Without changing a single word, write out every entry.

:: Material to process ::

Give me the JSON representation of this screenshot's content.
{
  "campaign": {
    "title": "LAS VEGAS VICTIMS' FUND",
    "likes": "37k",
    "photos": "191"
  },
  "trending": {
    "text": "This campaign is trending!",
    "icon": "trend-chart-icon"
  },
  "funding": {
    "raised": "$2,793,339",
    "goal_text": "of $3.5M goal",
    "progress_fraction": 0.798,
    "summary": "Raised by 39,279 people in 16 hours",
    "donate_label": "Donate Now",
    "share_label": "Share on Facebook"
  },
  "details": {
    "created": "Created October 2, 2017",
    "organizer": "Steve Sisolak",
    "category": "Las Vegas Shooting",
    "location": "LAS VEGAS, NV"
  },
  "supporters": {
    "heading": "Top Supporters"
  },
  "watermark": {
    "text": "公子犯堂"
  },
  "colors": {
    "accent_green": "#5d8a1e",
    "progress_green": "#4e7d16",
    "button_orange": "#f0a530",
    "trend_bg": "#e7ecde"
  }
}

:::

■ **Exercise result**:
Give me the JSON representation of this screenshot's content.
{
  "campaign": {
    "title": "LAS VEGAS VICTIMS' FUND",
    "likes": "37k",
    "photos": "191"
  },
  "trending": {
    "text": "This campaign is trending!",
    "icon": "trend-chart-icon"
  },
  "funding": {
    "raised": "$2,793,339",
    "goal_text": "of $3.5M goal",
    "progress_fraction": 0.798,
    "summary": "Raised by 39,279 people in 16 hours",
    "donate_label": "Donate Now",
    "share_label": "Share on Facebook"
  },
  "details": {
    "created": "Created October 2, 2017",
    "organizer": "Steve Sisolak",
    "category": "Las Vegas Shooting",
    "location": "LAS VEGAS, NV"
  },
  "supporters": {
    "heading": "Top Supporters"
  },
  "watermark": {
    "text": "公子犯堂"
  },
  "colors": {
    "accent_green": "#5d8a1e",
    "progress_green": "#4e7d16",
    "button_orange": "#f0a530",
    "trend_bg": "#e7ecde"
  }
}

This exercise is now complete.